## Exercise requirements
Leave out the images and output the records word for word.
━━━━━━━━━━━━━━━━━━━━━━━━━━━━━━
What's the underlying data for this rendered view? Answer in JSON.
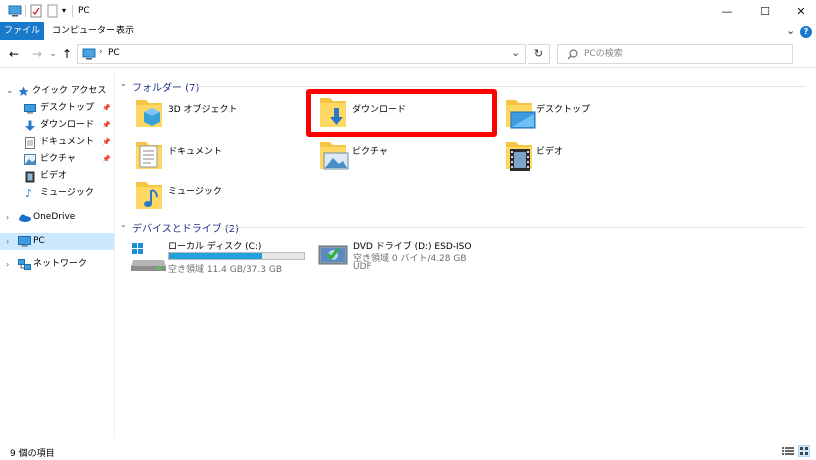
{
  "window": {
    "title": "PC",
    "minimize": "—",
    "maximize": "☐",
    "close": "✕",
    "qa_dropdown": "▾"
  },
  "ribbon": {
    "tabs": [
      "ファイル",
      "コンピューター",
      "表示"
    ],
    "expand": "⌄",
    "help": "?"
  },
  "nav": {
    "back": "←",
    "forward": "→",
    "history": "⌄",
    "up": "↑",
    "path_sep": "›",
    "path": "PC",
    "addr_dropdown": "⌄",
    "refresh": "↻",
    "search_placeholder": "PCの検索"
  },
  "sidebar": {
    "quick_access": "クイック アクセス",
    "pinned": [
      {
        "label": "デスクトップ",
        "icon": "desktop-icon",
        "pin": "📌"
      },
      {
        "label": "ダウンロード",
        "icon": "download-icon",
        "pin": "📌"
      },
      {
        "label": "ドキュメント",
        "icon": "document-icon",
        "pin": "📌"
      },
      {
        "label": "ピクチャ",
        "icon": "picture-icon",
        "pin": "📌"
      }
    ],
    "others": [
      {
        "label": "ビデオ",
        "icon": "video-icon"
      },
      {
        "label": "ミュージック",
        "icon": "music-icon"
      }
    ],
    "onedrive": "OneDrive",
    "pc": "PC",
    "network": "ネットワーク"
  },
  "content": {
    "folders_header": "フォルダー (7)",
    "folders": [
      {
        "name": "3D オブジェクト",
        "icon": "3d-objects-folder-icon"
      },
      {
        "name": "ダウンロード",
        "icon": "downloads-folder-icon"
      },
      {
        "name": "デスクトップ",
        "icon": "desktop-folder-icon"
      },
      {
        "name": "ドキュメント",
        "icon": "documents-folder-icon"
      },
      {
        "name": "ピクチャ",
        "icon": "pictures-folder-icon"
      },
      {
        "name": "ビデオ",
        "icon": "videos-folder-icon"
      },
      {
        "name": "ミュージック",
        "icon": "music-folder-icon"
      }
    ],
    "drives_header": "デバイスとドライブ (2)",
    "drives": [
      {
        "name": "ローカル ディスク (C:)",
        "detail": "空き領域 11.4 GB/37.3 GB",
        "used_fraction": 0.69,
        "icon": "local-disk-icon"
      },
      {
        "name": "DVD ドライブ (D:) ESD-ISO",
        "detail": "空き領域 0 バイト/4.28 GB",
        "extra": "UDF",
        "icon": "dvd-drive-icon"
      }
    ]
  },
  "status": {
    "item_count": "9 個の項目"
  },
  "colors": {
    "accent": "#1979ca",
    "highlight": "#ff0000",
    "selected_bg": "#cce8ff",
    "drive_bar": "#26a0da"
  }
}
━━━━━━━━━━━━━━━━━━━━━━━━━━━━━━
## Answer section
What's the underlying data for this rendered view? Answer in JSON.
{
  "window": {
    "title": "PC",
    "minimize": "—",
    "maximize": "☐",
    "close": "✕",
    "qa_dropdown": "▾"
  },
  "ribbon": {
    "tabs": [
      "ファイル",
      "コンピューター",
      "表示"
    ],
    "expand": "⌄",
    "help": "?"
  },
  "nav": {
    "back": "←",
    "forward": "→",
    "history": "⌄",
    "up": "↑",
    "path_sep": "›",
    "path": "PC",
    "addr_dropdown": "⌄",
    "refresh": "↻",
    "search_placeholder": "PCの検索"
  },
  "sidebar": {
    "quick_access": "クイック アクセス",
    "pinned": [
      {
        "label": "デスクトップ",
        "icon": "desktop-icon",
        "pin": "📌"
      },
      {
        "label": "ダウンロード",
        "icon": "download-icon",
        "pin": "📌"
      },
      {
        "label": "ドキュメント",
        "icon": "document-icon",
        "pin": "📌"
      },
      {
        "label": "ピクチャ",
        "icon": "picture-icon",
        "pin": "📌"
      }
    ],
    "others": [
      {
        "label": "ビデオ",
        "icon": "video-icon"
      },
      {
        "label": "ミュージック",
        "icon": "music-icon"
      }
    ],
    "onedrive": "OneDrive",
    "pc": "PC",
    "network": "ネットワーク"
  },
  "content": {
    "folders_header": "フォルダー (7)",
    "folders": [
      {
        "name": "3D オブジェクト",
        "icon": "3d-objects-folder-icon"
      },
      {
        "name": "ダウンロード",
        "icon": "downloads-folder-icon"
      },
      {
        "name": "デスクトップ",
        "icon": "desktop-folder-icon"
      },
      {
        "name": "ドキュメント",
        "icon": "documents-folder-icon"
      },
      {
        "name": "ピクチャ",
        "icon": "pictures-folder-icon"
      },
      {
        "name": "ビデオ",
        "icon": "videos-folder-icon"
      },
      {
        "name": "ミュージック",
        "icon": "music-folder-icon"
      }
    ],
    "drives_header": "デバイスとドライブ (2)",
    "drives": [
      {
        "name": "ローカル ディスク (C:)",
        "detail": "空き領域 11.4 GB/37.3 GB",
        "used_fraction": 0.69,
        "icon": "local-disk-icon"
      },
      {
        "name": "DVD ドライブ (D:) ESD-ISO",
        "detail": "空き領域 0 バイト/4.28 GB",
        "extra": "UDF",
        "icon": "dvd-drive-icon"
      }
    ]
  },
  "status": {
    "item_count": "9 個の項目"
  },
  "colors": {
    "accent": "#1979ca",
    "highlight": "#ff0000",
    "selected_bg": "#cce8ff",
    "drive_bar": "#26a0da"
  }
}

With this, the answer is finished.